Whether Maco was a better bowler than the greats of previous eras is an impossible question to answer authoritatively but he was certainly the complete pace bowler. First of all he was, consistently, genuinely fast. Despite a relatively short, bustling run up he had as quick an arm action as anyone, and that was where most of the pace was generated from. He had a front on action which naturally allowed him to bowl an inswinger but, with a slight repositioning of his wrist, to all intents and purposes imperceptible to the batsman, he was able to bowl an outswinger at will as well.
The Marshall bouncer was legendary, his relative lack of stature – he was 5’9″, around the same height as Harold Larwood – assisting him to stop the ball climbing too high and his pace, control, aggression and propensity to bowl around the wicket at times meant batsmen had plenty to worry about.

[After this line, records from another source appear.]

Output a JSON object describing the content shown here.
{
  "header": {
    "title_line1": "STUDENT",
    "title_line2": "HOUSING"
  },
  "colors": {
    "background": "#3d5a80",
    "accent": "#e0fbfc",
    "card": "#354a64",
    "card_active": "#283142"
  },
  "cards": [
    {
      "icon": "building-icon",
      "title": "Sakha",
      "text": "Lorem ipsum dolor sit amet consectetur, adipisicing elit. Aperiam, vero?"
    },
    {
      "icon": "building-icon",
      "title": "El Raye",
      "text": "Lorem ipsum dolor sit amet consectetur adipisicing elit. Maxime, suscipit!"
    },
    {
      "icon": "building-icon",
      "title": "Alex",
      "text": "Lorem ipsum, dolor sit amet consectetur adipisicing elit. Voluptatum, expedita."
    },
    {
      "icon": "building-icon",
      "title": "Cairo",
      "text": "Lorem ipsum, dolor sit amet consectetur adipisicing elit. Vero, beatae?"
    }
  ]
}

Kapil Dev identified the biggest problem; He was a slippery customer. You never knew whether the ball would rise to your throat, or keep low to hit the stumps.
When the umpiring was weak Maco was sometimes intimidation personified, but he had a glorious yorker as well, not quite as spectacular as Waqar’s, but just as effective. He was shown the leg cutter by Dennis Lillee, which he used to great effect on the sub-continent, and he learnt all about reverse swing, the techniques of which he passed on to Lance Klusener and Sean Pollock whilst he was in South Africa, an action which caused considerable suffering for batsmen the world over. As noted by Gooch Maco was also a great watcher of batsmen, probing for weaknesses that, once noted, he never forgot.
For the extent of his repertoire Maco might have been matched by Lillee, and perhaps also Ray Lindwall. For a short period of time no one has surely been as consistently unplayable as Waqar Younis at his toe-crunching best in the early 1990s, but whilst it would be quite wrong to describe Waqar as a one trick pony, once a yard or two of that blistering pace went he lacked the variety to consistently dismiss all comers on any surface. It may be that one day Dale Steyn will be bracketed with Maco, but for now he lacks the consistent record against all the Test-playing nations that Maco had. Perhaps it’s just because I am English, and watched Maco slicing mercilessly through England’s batting so often, whereas Steyn’s performances against England have seldom been memorable, but I am going to agree with the Reverend Hall and express the view that Maco was the best of them all.
Maco’s tragically early death, in November 1999 at the age of just 41 from colon cancer, was a huge shock, and he had what amounted to a state funeral in Barbados, conducted by Wes Hall and at which his former county captain, Mark Nicholas, read a eulogy as powerful as any that I have ever heard. Maco’s friends, teammates and admirers produced many tributes that brought a tear to the eye of even the most resolute stiff upper lip, but as this is a cricketing article I will finish with the views of the man who once caused Maco such consternation, but with whom he ultimately got on very well indeed, Boycott; he was probably the greatest of all the quicks ……. I thought he was an unbelievable bowler.